Peering into the cosmos is a tricky business. Not all wavelengths of light pass easily through our rich atmosphere. But there are some natural windows that also happen to coincide with the light emitted by useful atomic and molecular tracers of cosmic properties.
One of those tracers goes by the name of Diazenylium. It may sound like an exotic new material for a science fiction blockbuster to go in search of, or for superheroes to fear. In reality it's a simple little molecular ion, two parts nitrogen, one part hydrogen: N2H+. But diazenylium is a handy critter. It's long been a target of radio astronomy, both because its presence in interstellar gas helps reveal the degree of ionization of that gas (and hence much about the chemistry going on) and because it has a rotational transition (an abrupt change in quantum mechanical angular momentum) that can release a triplet of photons in a piece of the millimeter wavelength range where Earth's atmosphere is relatively transparent.
The Atacama Large Millimeter/submillimeter Array (ALMA) has used this property to construct a rather spectacular image of the thread-like structure of very cold gas in the Trapezium region of the Orion Nebula. Here's the image: red colors indicate concentrations of diazenylium, bluer colors are data from other telescopes of warmer gas glowing in infrared light.
This image is a mosaic of individual datasets. ALMA's spatial resolution at millimeter wavelengths is so good that we can now begin to see the details of how this tracer of cold gas is structured.

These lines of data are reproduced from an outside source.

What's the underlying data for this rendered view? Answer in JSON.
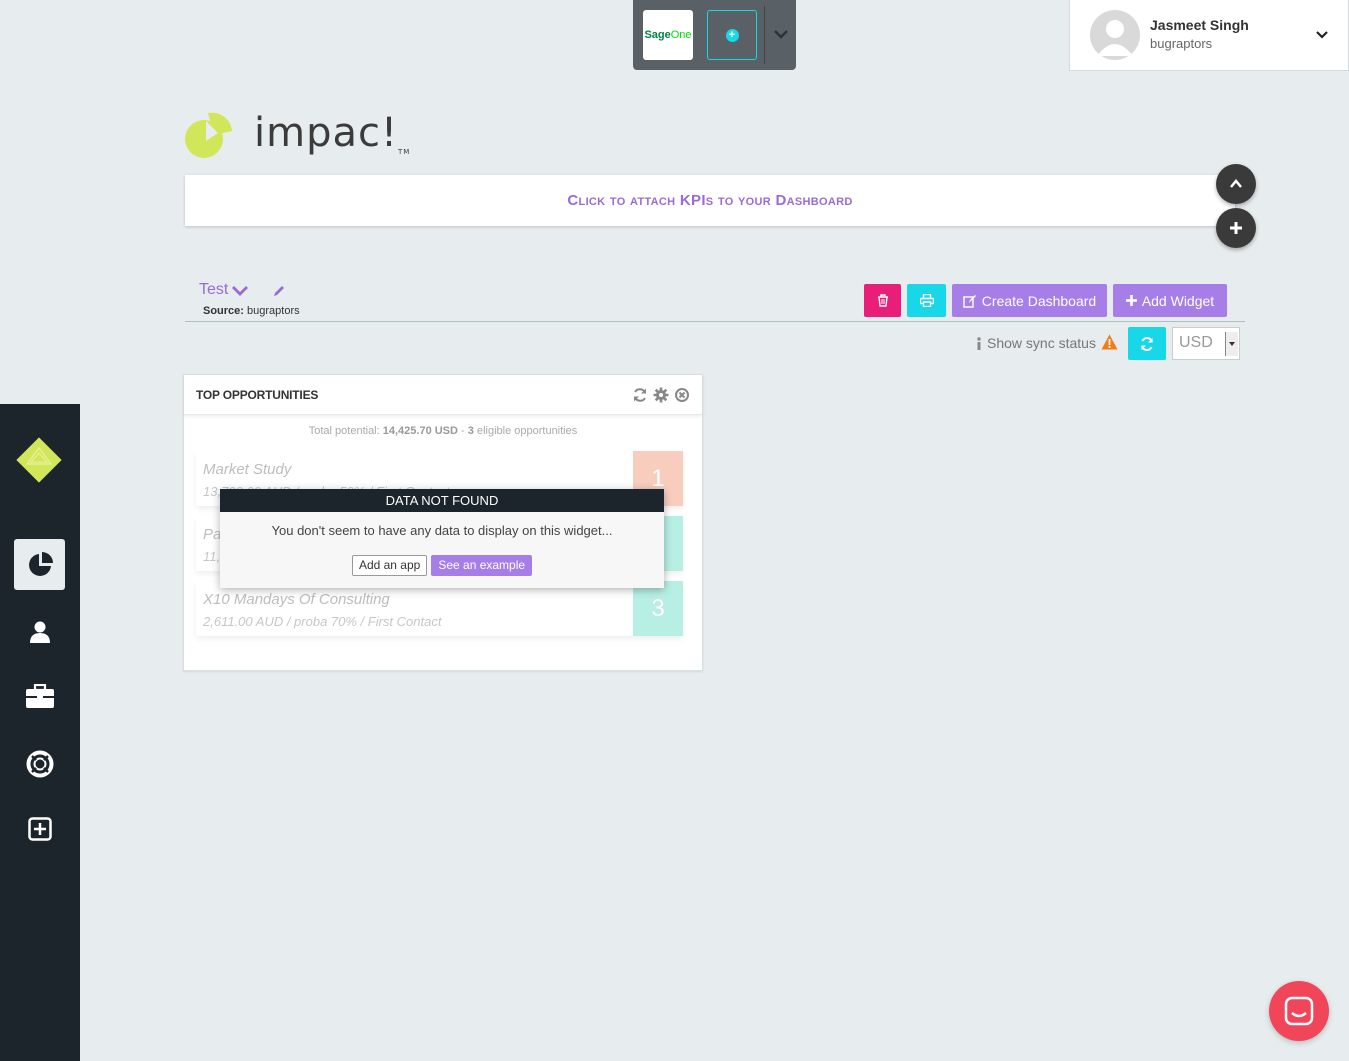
{
  "app_switcher": {
    "apps": [
      {
        "name_part1": "Sage",
        "name_part2": "One"
      }
    ]
  },
  "user": {
    "name": "Jasmeet Singh",
    "organization": "bugraptors"
  },
  "logo": {
    "text": "impac!",
    "tm": "TM"
  },
  "kpi_bar": {
    "text": "Click to attach KPIs to your Dashboard"
  },
  "dashboard": {
    "name": "Test",
    "source_label": "Source:",
    "source_value": "bugraptors",
    "buttons": {
      "create": "Create Dashboard",
      "add_widget": "Add Widget"
    },
    "sync_status": "Show sync status",
    "currency": "USD"
  },
  "widget": {
    "title": "TOP OPPORTUNITIES",
    "summary_prefix": "Total potential:",
    "summary_amount": "14,425.70 USD",
    "summary_sep": "-",
    "summary_count": "3",
    "summary_suffix": "eligible opportunities",
    "opportunities": [
      {
        "name": "Market Study",
        "detail": "13,720.00 AUD / proba 50% / First Contact",
        "rank": "1",
        "color": "#f4a58a"
      },
      {
        "name": "Pa",
        "detail": "11,",
        "rank": "2",
        "color": "#7ee3cf"
      },
      {
        "name": "X10 Mandays Of Consulting",
        "detail": "2,611.00 AUD / proba 70% / First Contact",
        "rank": "3",
        "color": "#7ee3cf"
      }
    ]
  },
  "modal": {
    "title": "DATA NOT FOUND",
    "message": "You don't seem to have any data to display on this widget...",
    "add_app": "Add an app",
    "see_example": "See an example"
  },
  "colors": {
    "accent_purple": "#a77ee8",
    "accent_cyan": "#18d7e8",
    "danger_pink": "#e91e78",
    "sidebar_bg": "#1b252b",
    "logo_lime": "#d2e65a"
  }
}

This in turn yields insights to the gravitational infall or contraction of material that will eventually form new stars, like the points of infrared light of young stellar objects already there in the Trapezium cluster.

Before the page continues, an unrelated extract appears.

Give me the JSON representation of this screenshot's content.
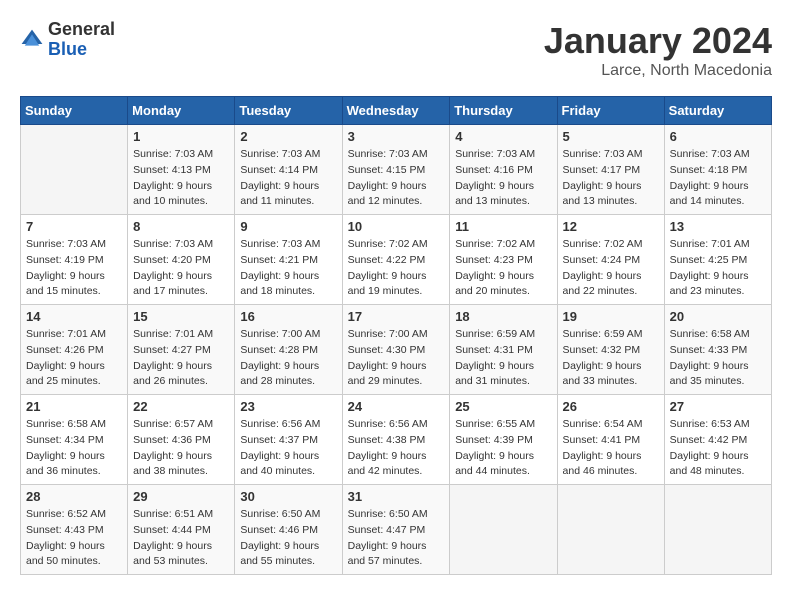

Here are a couple of closeups, views into the heart of stellar birth.